A type of rock that occasionally contains diamonds has been discovered in Antarctica for the first time, according to Reuters.
The kicker is that recovering any mineral resources from Antarctica for commercial purposes is currently banned.
"It would be very surprising if there weren't diamonds in these kimberlites," said Greg Yaxley of the Australian National University in Canberra, who led the research, according to Reuters.
The Australian-led team confirmed in a report published in the journal Nature Communications that they discovered the kimberlite deposits around Mount Meredith, in the Prince Charles Mountains in East Antarctica.
Kimberlite is a classified as a rare rock where diamonds are usually discovered.

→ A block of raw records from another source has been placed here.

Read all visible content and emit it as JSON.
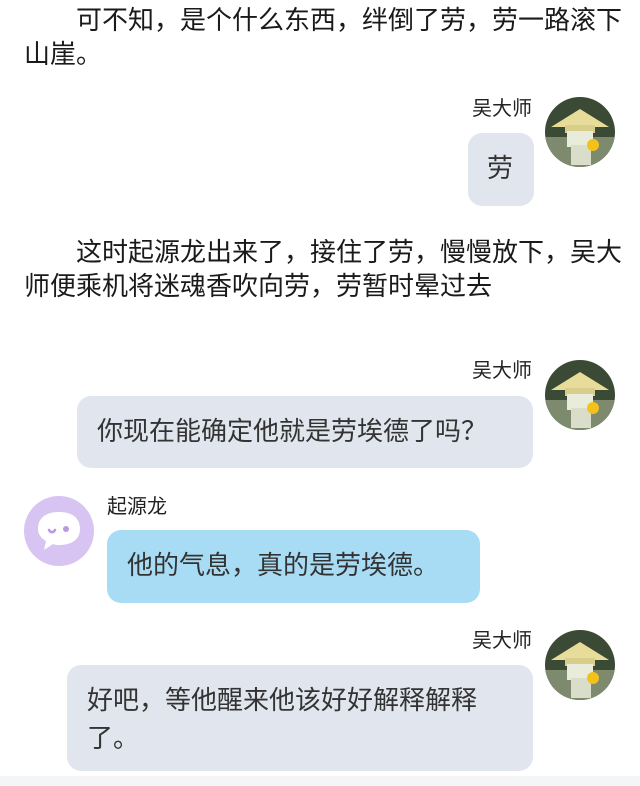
{
  "narration": {
    "p1": "可不知，是个什么东西，绊倒了劳，劳一路滚下山崖。",
    "p2": "这时起源龙出来了，接住了劳，慢慢放下，吴大师便乘机将迷魂香吹向劳，劳暂时晕过去"
  },
  "messages": [
    {
      "speaker": "吴大师",
      "text": "劳",
      "avatar": "old-master-avatar"
    },
    {
      "speaker": "吴大师",
      "text": "你现在能确定他就是劳埃德了吗？",
      "avatar": "old-master-avatar"
    },
    {
      "speaker": "起源龙",
      "text": "他的气息，真的是劳埃德。",
      "avatar": "purple-chat-avatar"
    },
    {
      "speaker": "吴大师",
      "text": "好吧，等他醒来他该好好解释解释了。",
      "avatar": "old-master-avatar"
    }
  ],
  "colors": {
    "right_bubble": "#e1e6ee",
    "left_bubble": "#a8dcf5",
    "avatar_purple": "#d7c4f2"
  }
}
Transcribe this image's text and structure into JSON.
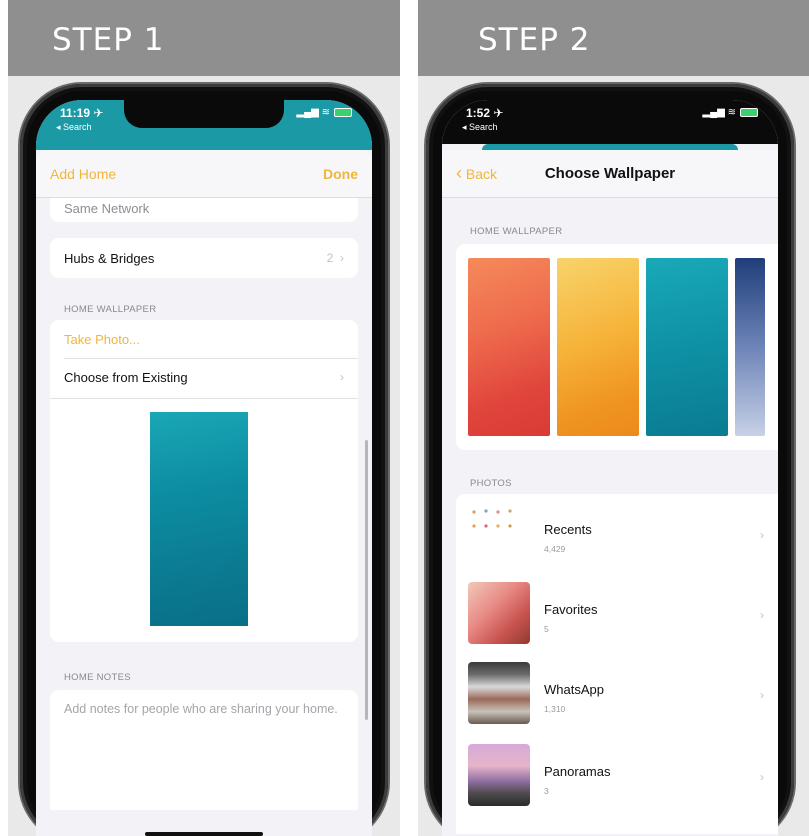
{
  "step1": {
    "title": "STEP 1",
    "status": {
      "time": "11:19 ✈",
      "back": "◂ Search",
      "icons": "▂▄▆ ≋"
    },
    "nav": {
      "left": "Add Home",
      "right": "Done"
    },
    "rows": {
      "same_network": "Same Network",
      "hubs_label": "Hubs & Bridges",
      "hubs_count": "2",
      "take_photo": "Take Photo...",
      "choose_existing": "Choose from Existing"
    },
    "sections": {
      "wallpaper": "HOME WALLPAPER",
      "notes": "HOME NOTES"
    },
    "notes_placeholder": "Add notes for people who are sharing your home.",
    "colors": {
      "accent": "#f0b63c",
      "status_bar": "#1b9aa6"
    }
  },
  "step2": {
    "title": "STEP 2",
    "status": {
      "time": "1:52 ✈",
      "back": "◂ Search",
      "icons": "▂▄▆ ≋"
    },
    "nav": {
      "back": "Back",
      "title": "Choose Wallpaper"
    },
    "sections": {
      "wallpaper": "HOME WALLPAPER",
      "photos": "PHOTOS"
    },
    "albums": [
      {
        "name": "Recents",
        "count": "4,429"
      },
      {
        "name": "Favorites",
        "count": "5"
      },
      {
        "name": "WhatsApp",
        "count": "1,310"
      },
      {
        "name": "Panoramas",
        "count": "3"
      }
    ]
  },
  "icons": {
    "chevron": "chevron-right-icon",
    "back_chevron": "chevron-left-icon"
  }
}
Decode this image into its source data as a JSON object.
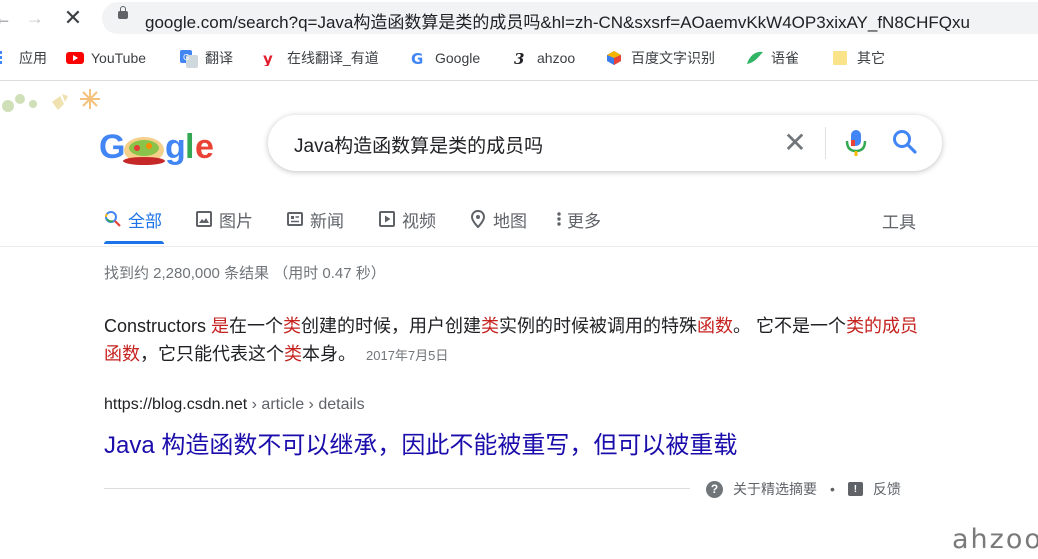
{
  "browser": {
    "url": "google.com/search?q=Java构造函数算是类的成员吗&hl=zh-CN&sxsrf=AOaemvKkW4OP3xixAY_fN8CHFQxu",
    "bookmarks": [
      {
        "label": "应用",
        "icon": "apps-icon"
      },
      {
        "label": "YouTube",
        "icon": "youtube-icon"
      },
      {
        "label": "翻译",
        "icon": "translate-icon"
      },
      {
        "label": "在线翻译_有道",
        "icon": "youdao-icon"
      },
      {
        "label": "Google",
        "icon": "google-icon"
      },
      {
        "label": "ahzoo",
        "icon": "ahzoo-icon"
      },
      {
        "label": "百度文字识别",
        "icon": "baidu-ocr-icon"
      },
      {
        "label": "语雀",
        "icon": "yuque-icon"
      },
      {
        "label": "其它",
        "icon": "folder-icon"
      }
    ]
  },
  "search": {
    "logo": "Google",
    "query": "Java构造函数算是类的成员吗"
  },
  "tabs": [
    {
      "label": "全部",
      "icon": "search-icon",
      "active": true
    },
    {
      "label": "图片",
      "icon": "image-icon"
    },
    {
      "label": "新闻",
      "icon": "news-icon"
    },
    {
      "label": "视频",
      "icon": "video-icon"
    },
    {
      "label": "地图",
      "icon": "map-pin-icon"
    },
    {
      "label": "更多",
      "icon": "more-vert-icon"
    }
  ],
  "tools_label": "工具",
  "stats": "找到约 2,280,000 条结果 （用时 0.47 秒）",
  "featured": {
    "snippet_parts": [
      {
        "t": "Constructors ",
        "hl": false
      },
      {
        "t": "是",
        "hl": true
      },
      {
        "t": "在一个",
        "hl": false
      },
      {
        "t": "类",
        "hl": true
      },
      {
        "t": "创建的时候，用户创建",
        "hl": false
      },
      {
        "t": "类",
        "hl": true
      },
      {
        "t": "实例的时候被调用的特殊",
        "hl": false
      },
      {
        "t": "函数",
        "hl": true
      },
      {
        "t": "。 它不是一个",
        "hl": false
      },
      {
        "t": "类的成员函数",
        "hl": true
      },
      {
        "t": "，它只能代表这个",
        "hl": false
      },
      {
        "t": "类",
        "hl": true
      },
      {
        "t": "本身。",
        "hl": false
      }
    ],
    "date": "2017年7月5日",
    "cite_domain": "https://blog.csdn.net",
    "cite_path": " › article › details",
    "title": "Java 构造函数不可以继承，因此不能被重写，但可以被重载",
    "about_label": "关于精选摘要",
    "feedback_label": "反馈"
  },
  "watermark": "ahzoo",
  "colors": {
    "link": "#1a0dab",
    "highlight": "#c5221f",
    "accent": "#1a73e8"
  }
}
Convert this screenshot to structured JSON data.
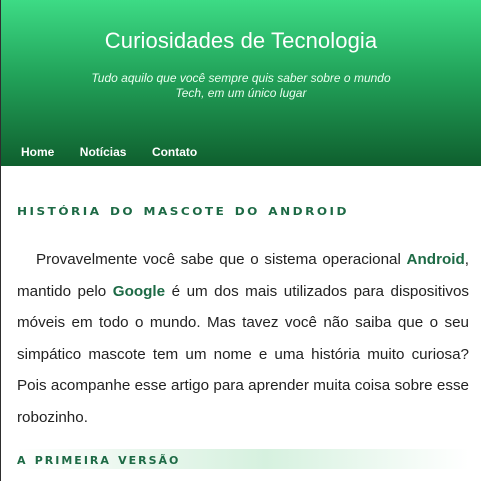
{
  "header": {
    "title": "Curiosidades de Tecnologia",
    "subtitle": "Tudo aquilo que você sempre quis saber sobre o mundo Tech, em um único lugar"
  },
  "nav": {
    "items": [
      {
        "label": "Home"
      },
      {
        "label": "Notícias"
      },
      {
        "label": "Contato"
      }
    ]
  },
  "article": {
    "title": "História do mascote do Android",
    "body": {
      "part1": "Provavelmente você sabe que o sistema operacional ",
      "android": "Android",
      "part2": ", mantido pelo ",
      "google": "Google",
      "part3": " é um dos mais utilizados para dispositivos móveis em todo o mundo. Mas tavez você não saiba que o seu simpático mascote tem um nome e uma história muito curiosa? Pois acompanhe esse artigo para aprender muita coisa sobre esse robozinho."
    },
    "section_heading": "A primeira versão"
  },
  "colors": {
    "header_top": "#3ddb85",
    "header_bottom": "#0f5f2e",
    "accent_green": "#1d6a45"
  }
}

It is named after the South African town of Kimberley, according to Reuters.
"The fact they are reporting Group One kimberlites is an important one as diamonds are more likely to be found in this style of kimberlite eruption," said Dr. Teal Riley, a survey geologist from the British Antarctic Survey.
Antarctica is currently protected by a treaty that preserves the continent for scientific research and wildlife, which ranges from penguins to seals.
The Protocol on Environmental Protection to the Antarctic Treaty, which was added in 1991, bans any activity relating to the removal of mineral resources," except for scientific purposes," according to the BBC News.
"We do not know what the Treaty Parties' views will be on mining after 2041 or what technologies might exist that could make extraction of Antarctic minerals economically viable," said Dr. Kevin Hughes from the Scientific Committee on Antarctic Research.